Directions — Please state how many lines of the records below contain the word "Output". Give the number and nothing else.

Records for the task —
========
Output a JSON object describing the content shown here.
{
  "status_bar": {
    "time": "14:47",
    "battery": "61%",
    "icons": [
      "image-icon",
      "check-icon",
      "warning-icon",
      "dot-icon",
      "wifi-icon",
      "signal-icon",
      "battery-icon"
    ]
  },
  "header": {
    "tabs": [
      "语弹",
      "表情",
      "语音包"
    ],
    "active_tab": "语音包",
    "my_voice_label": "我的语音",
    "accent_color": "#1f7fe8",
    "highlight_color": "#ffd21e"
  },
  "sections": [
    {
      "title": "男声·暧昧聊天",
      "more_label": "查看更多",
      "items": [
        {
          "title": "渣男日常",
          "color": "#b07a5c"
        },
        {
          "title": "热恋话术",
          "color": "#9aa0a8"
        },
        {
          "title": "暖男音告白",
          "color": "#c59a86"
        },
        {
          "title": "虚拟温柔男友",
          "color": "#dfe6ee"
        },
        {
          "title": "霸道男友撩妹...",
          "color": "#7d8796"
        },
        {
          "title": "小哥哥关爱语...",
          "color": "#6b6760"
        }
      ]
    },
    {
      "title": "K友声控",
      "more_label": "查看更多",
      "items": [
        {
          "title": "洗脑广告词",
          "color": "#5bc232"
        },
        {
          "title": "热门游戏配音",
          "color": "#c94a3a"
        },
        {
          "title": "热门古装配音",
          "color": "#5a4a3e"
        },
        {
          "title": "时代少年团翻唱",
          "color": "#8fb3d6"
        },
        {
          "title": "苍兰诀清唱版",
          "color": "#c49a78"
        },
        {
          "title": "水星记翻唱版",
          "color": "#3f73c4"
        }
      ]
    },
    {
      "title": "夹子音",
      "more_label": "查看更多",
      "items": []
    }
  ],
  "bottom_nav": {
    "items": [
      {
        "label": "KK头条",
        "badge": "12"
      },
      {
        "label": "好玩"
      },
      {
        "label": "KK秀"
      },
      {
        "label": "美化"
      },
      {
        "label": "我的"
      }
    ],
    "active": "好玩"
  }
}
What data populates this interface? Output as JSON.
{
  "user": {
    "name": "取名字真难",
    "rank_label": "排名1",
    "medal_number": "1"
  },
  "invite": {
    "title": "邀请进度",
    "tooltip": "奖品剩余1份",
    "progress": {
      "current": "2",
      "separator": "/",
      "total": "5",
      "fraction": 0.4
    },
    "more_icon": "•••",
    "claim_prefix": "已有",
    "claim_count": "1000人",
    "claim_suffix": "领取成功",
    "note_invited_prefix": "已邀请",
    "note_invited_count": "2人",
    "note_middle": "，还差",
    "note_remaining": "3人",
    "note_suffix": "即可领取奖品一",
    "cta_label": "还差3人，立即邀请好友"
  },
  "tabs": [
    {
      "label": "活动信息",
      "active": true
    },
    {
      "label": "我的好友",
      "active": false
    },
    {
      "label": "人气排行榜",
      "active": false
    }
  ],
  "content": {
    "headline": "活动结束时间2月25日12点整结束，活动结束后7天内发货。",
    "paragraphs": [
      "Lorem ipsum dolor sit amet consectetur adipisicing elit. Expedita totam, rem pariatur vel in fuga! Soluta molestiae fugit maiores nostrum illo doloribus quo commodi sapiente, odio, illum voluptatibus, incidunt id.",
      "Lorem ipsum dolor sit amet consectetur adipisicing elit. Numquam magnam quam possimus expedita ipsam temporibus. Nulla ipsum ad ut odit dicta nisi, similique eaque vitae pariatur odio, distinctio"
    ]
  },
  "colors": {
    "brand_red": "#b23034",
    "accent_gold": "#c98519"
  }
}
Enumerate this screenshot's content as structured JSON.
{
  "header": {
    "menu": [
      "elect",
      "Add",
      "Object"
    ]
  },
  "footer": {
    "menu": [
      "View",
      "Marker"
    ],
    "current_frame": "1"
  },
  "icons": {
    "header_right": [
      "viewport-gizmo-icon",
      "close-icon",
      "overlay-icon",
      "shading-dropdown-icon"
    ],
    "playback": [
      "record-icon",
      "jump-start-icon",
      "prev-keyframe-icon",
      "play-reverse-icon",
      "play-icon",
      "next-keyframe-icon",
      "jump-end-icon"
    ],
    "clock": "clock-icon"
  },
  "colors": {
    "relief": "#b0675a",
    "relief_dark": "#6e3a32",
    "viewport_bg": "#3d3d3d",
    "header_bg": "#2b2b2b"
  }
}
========
Solved exercise — 2